“There’s no scientific evidence that having an alcoholic drink will cure a hangover,” said Laura Veach, Ph.D., director of screening and counseling intervention services and training in the Department of Surgery at Wake Forest Baptist Medical Center. “It will, at best, postpone one.”

Full story of ‘hair of the dog’ and hangovers at Science Daily

Brain potassium channels may unlock future precision medicine approaches for alcoholism

A handful of FDA-approved drugs exist for treating individuals with alcohol use disorder but they have been largely ineffective at reducing the high rates of relapse. As such, there remains a critical need to identify and develop alternative pharmacological treatment options.

Researchers at the Medical University of South Carolina (MUSC), through collaborative efforts with the NIH-funded INIAstress Consortium, have identified novel potassium (K+) channel genes within addiction brain circuitry that are altered by alcohol dependence and correlate with drinking levels in a mouse model of alcohol drinking.
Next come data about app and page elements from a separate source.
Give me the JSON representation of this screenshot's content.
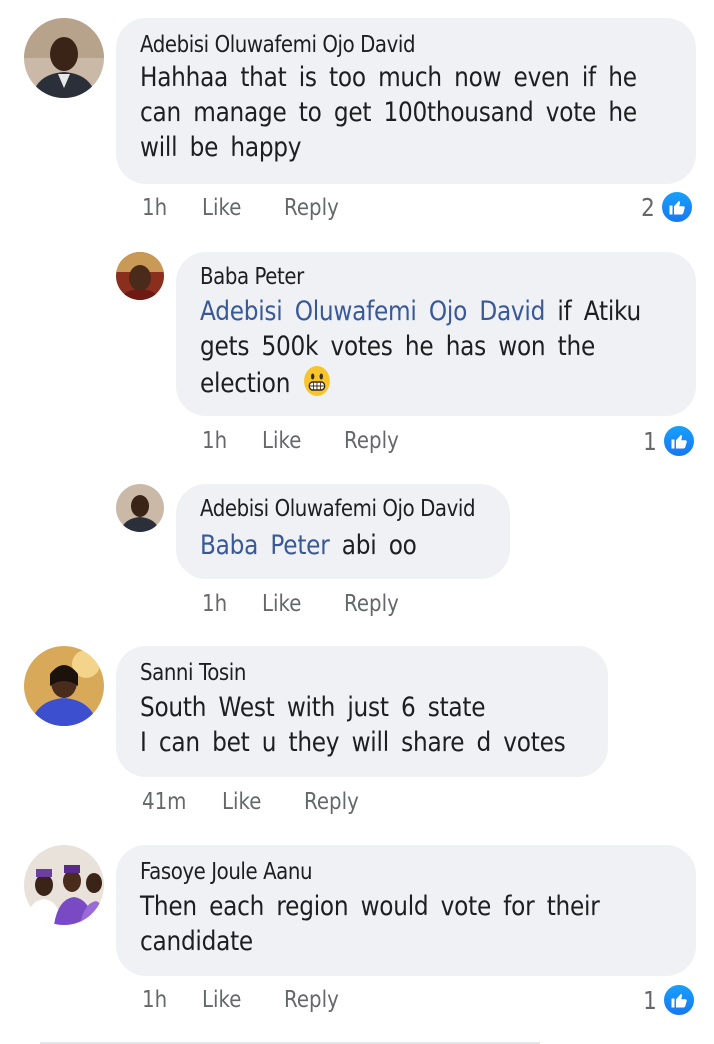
{
  "comments": [
    {
      "author": "Adebisi Oluwafemi Ojo David",
      "lines": [
        "Hahhaa that is too much now even if he",
        "can manage to get 100thousand vote he",
        "will be happy"
      ],
      "time": "1h",
      "like_label": "Like",
      "reply_label": "Reply",
      "reactions": "2"
    },
    {
      "author": "Baba Peter",
      "mention": "Adebisi Oluwafemi Ojo David",
      "line1_rest": " if Atiku",
      "line2": "gets 500k votes he has won the",
      "line3": "election",
      "emoji": "grinning-face-icon",
      "time": "1h",
      "like_label": "Like",
      "reply_label": "Reply",
      "reactions": "1"
    },
    {
      "author": "Adebisi Oluwafemi Ojo David",
      "mention": "Baba Peter",
      "line1_rest": " abi oo",
      "time": "1h",
      "like_label": "Like",
      "reply_label": "Reply"
    },
    {
      "author": "Sanni Tosin",
      "lines": [
        "South West with just 6 state",
        "I can bet u they will share d votes"
      ],
      "time": "41m",
      "like_label": "Like",
      "reply_label": "Reply"
    },
    {
      "author": "Fasoye Joule Aanu",
      "lines": [
        "Then each region would vote for their",
        "candidate"
      ],
      "time": "1h",
      "like_label": "Like",
      "reply_label": "Reply",
      "reactions": "1"
    }
  ],
  "colors": {
    "bubble": "#eff1f4",
    "mention": "#385898",
    "meta": "#65676b",
    "like_badge": "#1877f2"
  }
}
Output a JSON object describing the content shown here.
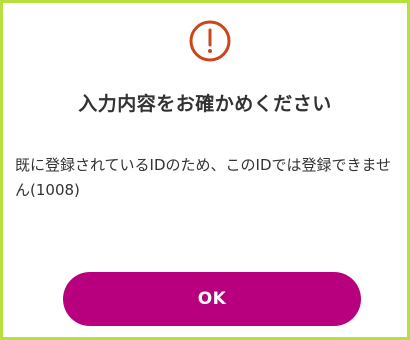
{
  "dialog": {
    "icon": "exclamation-circle-icon",
    "icon_color": "#c8471c",
    "title": "入力内容をお確かめください",
    "message": "既に登録されているIDのため、このIDでは登録できません(1008)",
    "ok_label": "OK",
    "button_color": "#b8007f",
    "border_color": "#b5e13c"
  }
}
Significant reduction of heavy alcohol drinking after administration of a KV7 channel-positive modulator validated Kcnq, one of the identified genes that encodes KV7 type K+ channels, as a potential pharmacogenetic target. These preclinical findings, published in the February 2017 special issue of Alcohol on mouse genetic models of alcohol-stress interactions, suggest that K+ channels could be promising therapeutic targets that may advance personalized medicine approaches for treating heavy drinking in alcoholics.

Full story of brain potassium channels and medicine for alcoholism at Science Daily